Then there is psychotherapy, which of course is just and exactly a kind of “expert talk.” It is the quality, warmth, and compassion of the therapist, and not something magical about therapy, that can—and regularly, does—help. A wise, practiced therapist can listen—and listen, and listen—can interject at just the right moment, can dance that brilliant two-step of providing support but also demanding accountability, and can make an actual difference in your child’s life. And, of course, an unfriendly or unskilled therapist may not help at all.
There are other resources, often scarce and/or expensive, from residential programs to mentoring programs to stress-reduction programs to wilderness camps, that may help. What can’t hurt, of course, is your love and compassion and your steady availability, especially when your troubled teen makes some overture. Maybe he finally wants to not only race on, keeping everyone out, but also to listen. Life is a strange enough affair that even one such conversation might make a difference.
What Teens Can Do

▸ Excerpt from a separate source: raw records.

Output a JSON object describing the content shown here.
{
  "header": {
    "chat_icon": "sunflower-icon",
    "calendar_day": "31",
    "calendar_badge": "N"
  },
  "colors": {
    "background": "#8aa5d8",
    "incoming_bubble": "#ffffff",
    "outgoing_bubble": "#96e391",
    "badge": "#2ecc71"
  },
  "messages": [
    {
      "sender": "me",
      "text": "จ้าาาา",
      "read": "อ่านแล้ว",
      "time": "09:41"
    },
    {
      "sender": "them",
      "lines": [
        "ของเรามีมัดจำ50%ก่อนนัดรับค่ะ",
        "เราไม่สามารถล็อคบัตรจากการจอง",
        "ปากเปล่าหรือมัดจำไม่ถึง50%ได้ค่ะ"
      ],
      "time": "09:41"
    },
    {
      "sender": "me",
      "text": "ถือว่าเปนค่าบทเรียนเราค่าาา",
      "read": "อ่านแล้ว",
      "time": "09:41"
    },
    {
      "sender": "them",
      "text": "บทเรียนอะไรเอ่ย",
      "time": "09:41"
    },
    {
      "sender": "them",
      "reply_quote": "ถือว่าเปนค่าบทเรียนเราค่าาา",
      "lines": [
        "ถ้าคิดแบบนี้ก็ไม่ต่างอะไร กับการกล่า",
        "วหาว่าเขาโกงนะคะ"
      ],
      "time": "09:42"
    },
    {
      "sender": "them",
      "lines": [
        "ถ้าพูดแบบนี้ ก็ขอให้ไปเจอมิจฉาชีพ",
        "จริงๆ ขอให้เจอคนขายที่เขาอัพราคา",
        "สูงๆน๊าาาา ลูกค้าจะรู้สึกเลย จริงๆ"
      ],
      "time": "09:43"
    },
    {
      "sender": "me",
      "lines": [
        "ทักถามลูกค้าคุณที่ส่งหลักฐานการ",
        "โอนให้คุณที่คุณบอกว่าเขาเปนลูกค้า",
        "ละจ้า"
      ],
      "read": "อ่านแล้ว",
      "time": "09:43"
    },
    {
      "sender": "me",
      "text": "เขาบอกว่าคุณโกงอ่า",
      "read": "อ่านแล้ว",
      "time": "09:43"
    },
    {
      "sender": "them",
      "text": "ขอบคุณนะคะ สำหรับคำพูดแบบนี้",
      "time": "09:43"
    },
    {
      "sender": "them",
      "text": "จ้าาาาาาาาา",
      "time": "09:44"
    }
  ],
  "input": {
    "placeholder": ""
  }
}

It is imperative that you retain your individuality, chart your own course, and remain true to your values and principles. But a defensive stubbornness that rejects all outside help won’t really serve you as you try to make your way in life. It is one thing to be passionately adamant and it is another thing to be defensively stubborn. Those two ways of being inevitably get intertwined and therefore need to get teased apart.
We have many reasons for wanting and needing to defend ourselves from painful truths. Maybe we’ve invested in the fantasy that we love Mary, who sits across from us in biology class, and we want to take her friendliness toward us as a sign that our love is reciprocated. But we know in our heart of hearts that she is friendly toward everyone and is just being everyday friendly toward us. Well, this is where our defenses come marching in. We defend ourselves against that truth, that Mary is just being friendly, so that we can maintain the fantasy that she is attracted to us. We want and need that fantasy, so we wall off the truth.
My hope for you is that you can get familiar with your own defensive nature, see it for what it is and learn how it operates, and come to see how living defensively only seems to serve you. Yes, it may feel good to rationalize away your loneliness, displace your anger about your poor grades onto your parents, repress your truth about your sexual orientation, or proudly and stubbornly deny that you need help. But I think that you are smart enough to understand the downside of such defensiveness. If you would like some homework, you might read up on how defense mechanisms work. It’s a fascinating subject—and a really important one.
This post is excerpted from Why Smart Teens Hurt.
Sax, Leonard (2015). The Collapse of Parenting. New York, NY: Basic Books.
Gruzewski, Kevin (2020). Therapy Games for Teens. New York, NY: Rockridge Press.
Damour, Lisa (2020). Under Pressure. New York, NY: Ballantine Books.